(Beginning of MATERIAL SHOWN)
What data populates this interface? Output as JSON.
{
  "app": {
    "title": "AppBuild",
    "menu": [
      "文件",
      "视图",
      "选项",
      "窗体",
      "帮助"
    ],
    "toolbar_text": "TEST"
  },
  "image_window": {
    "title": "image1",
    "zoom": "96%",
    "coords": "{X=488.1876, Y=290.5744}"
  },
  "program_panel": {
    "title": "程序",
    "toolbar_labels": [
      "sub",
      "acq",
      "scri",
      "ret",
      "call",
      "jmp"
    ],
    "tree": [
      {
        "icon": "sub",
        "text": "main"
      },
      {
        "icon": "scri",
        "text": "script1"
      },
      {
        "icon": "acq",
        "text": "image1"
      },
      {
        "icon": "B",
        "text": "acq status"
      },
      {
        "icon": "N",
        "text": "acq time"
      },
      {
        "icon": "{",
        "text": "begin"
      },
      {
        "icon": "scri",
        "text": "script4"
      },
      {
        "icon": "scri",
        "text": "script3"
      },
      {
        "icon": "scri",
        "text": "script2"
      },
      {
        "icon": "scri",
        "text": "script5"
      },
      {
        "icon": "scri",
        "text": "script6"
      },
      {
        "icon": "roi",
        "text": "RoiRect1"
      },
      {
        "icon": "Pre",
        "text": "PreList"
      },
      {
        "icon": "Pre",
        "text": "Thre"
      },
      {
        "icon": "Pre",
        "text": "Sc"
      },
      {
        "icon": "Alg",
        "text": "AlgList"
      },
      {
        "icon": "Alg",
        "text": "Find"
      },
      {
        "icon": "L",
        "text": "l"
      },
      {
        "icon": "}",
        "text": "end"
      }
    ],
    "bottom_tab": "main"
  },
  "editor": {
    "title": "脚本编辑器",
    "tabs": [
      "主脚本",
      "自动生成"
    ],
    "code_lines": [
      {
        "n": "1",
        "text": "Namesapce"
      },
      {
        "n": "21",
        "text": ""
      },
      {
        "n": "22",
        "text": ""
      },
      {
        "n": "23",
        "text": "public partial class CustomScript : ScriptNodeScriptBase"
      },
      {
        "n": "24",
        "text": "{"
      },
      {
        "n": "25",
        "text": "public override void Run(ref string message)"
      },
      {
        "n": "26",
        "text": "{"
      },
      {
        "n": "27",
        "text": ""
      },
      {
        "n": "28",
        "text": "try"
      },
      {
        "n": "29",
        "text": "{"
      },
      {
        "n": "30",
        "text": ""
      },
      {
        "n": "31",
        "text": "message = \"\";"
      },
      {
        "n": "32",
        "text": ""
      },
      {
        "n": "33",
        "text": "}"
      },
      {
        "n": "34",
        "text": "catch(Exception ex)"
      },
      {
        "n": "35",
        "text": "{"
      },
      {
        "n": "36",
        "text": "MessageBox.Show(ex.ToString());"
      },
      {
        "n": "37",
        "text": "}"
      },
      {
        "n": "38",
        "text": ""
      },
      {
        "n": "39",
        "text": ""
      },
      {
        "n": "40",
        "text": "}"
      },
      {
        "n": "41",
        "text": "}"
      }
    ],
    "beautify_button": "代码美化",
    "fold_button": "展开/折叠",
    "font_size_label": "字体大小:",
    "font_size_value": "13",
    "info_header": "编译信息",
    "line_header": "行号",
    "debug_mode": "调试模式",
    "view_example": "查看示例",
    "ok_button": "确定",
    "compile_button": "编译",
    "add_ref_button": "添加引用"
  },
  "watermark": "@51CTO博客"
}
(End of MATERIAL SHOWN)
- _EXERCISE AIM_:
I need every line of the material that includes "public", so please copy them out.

- _RESPONSE FOR THIS EXERCISE_:
        "text": "public partial class CustomScript : ScriptNodeScriptBase"
        "text": "public override void Run(ref string message)"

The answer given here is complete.